The application of this knife, the division of the world into parts and the building of this structure, is something everybody does. All the time we are aware of millions of things around us – these changing shapes, these burning hills, the sound of the engine, the feel of the throttle, each rock and weed and fence post and piece of debris beside the road – aware of these things but not really conscious of them unless there is something unusual or unless they reflect something we are predisposed to see. We could not possibly be conscious of these things and remember all of them because our mind would be so full of useless details we would be unable to think. From all this awareness we must select, and what we select and call consciousness is never the same as the awareness because the process of selection mutates it. We take a handful of sand from the endless landscape of awareness around us and call that handful of sand the world.
Once we have the handful of sand, the world of which we are conscious, a process of discrimination goes to work on it. This is the knife.
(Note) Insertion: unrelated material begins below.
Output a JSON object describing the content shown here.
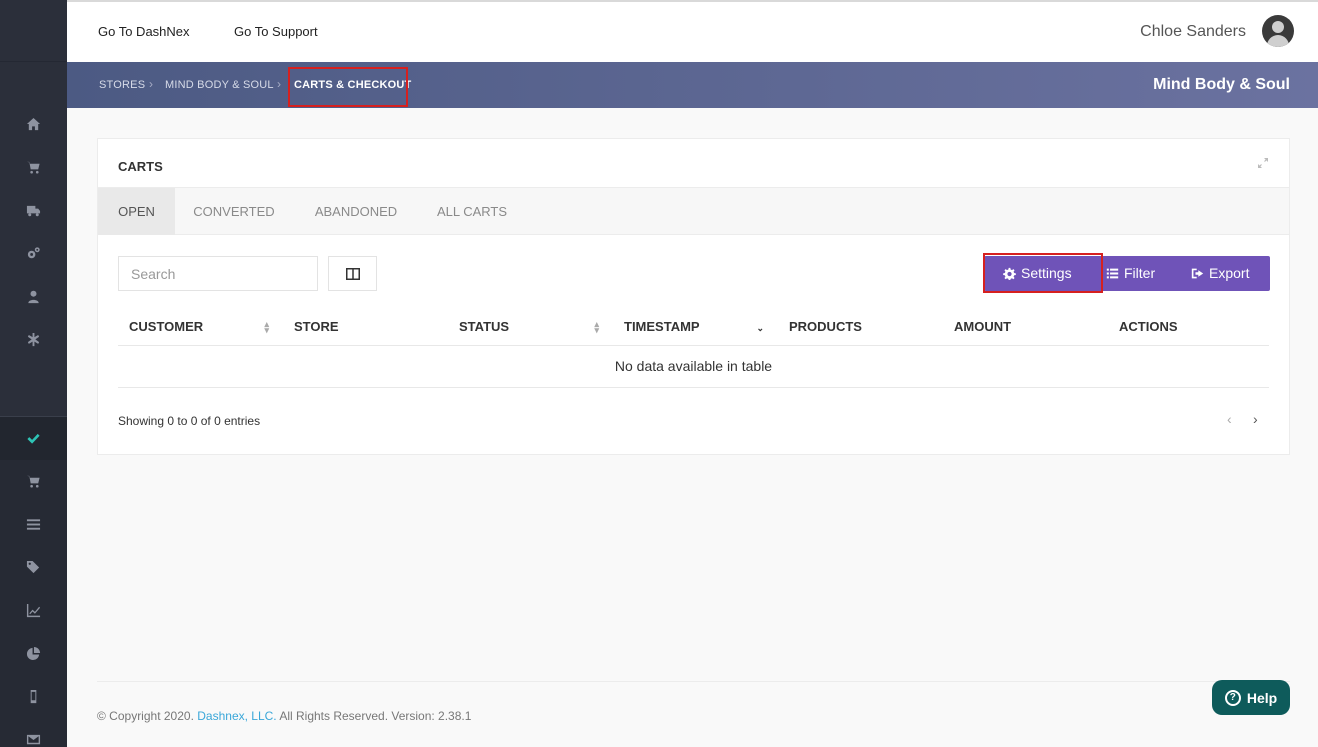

We divide the sand into parts. This and that. Here and there. Black and white. Now and then. The discrimination is the division of the conscious universe into parts.
The handful of sand looks uniform at first, but the longer we look at it the more diverse we find it to be. Each grain of sand is different. No two are alike. Some are similar in one way, some are similar in another way, and we can form the sand into separate piles on the basis of this similarity and dissimilarity. Shades of color in different piles – sizes in different piles – grain shapes in different piles – subtypes of grain shapes in different piles – grades of opacity in different piles – and so on, and on, and on. You’d think the process of subdivision and classification would come to an end somewhere, but it doesn’t. It just goes on and on.
I adopted Motorboat when my family emigrated from Hawaii to California to start over. It was fitting then, I suppose, that my cat waited to die until I returned from college a graduate. I had a few days with her when I arrived at home before she stopped eating, became inert, and remained in a closet in my bedroom until she passed. I say fitting because, as impressively sad as watching her die was, she was well over fourteen, and as much as I felt like my pre-graduate life was inexplicably and unsentimentally linked with hers, so then did her dying remind me that it was time to abnegate the convenience and comfort provided by an attachment to the things I was leaving behind.
Part of that process of voluntary loss involved making peace with the future I had chosen for myself. Writing, in all of the expansive and imprecise meaning associated with the term, had appeared before me as little more than a miraculous accident. I had always written things, but it wasn’t until a cascade of words spilled out of me in a happy constellation and a few important people gave me a phone call that I was forced to consider if this was the identity I wanted to define myself by. To my great dissatisfaction and discomfort, otherwise fair and probative questions asked of me regarding process, craft and upcoming projects became inextricably tangled with the greater looming consideration of exactly what it was that I was doing with myself.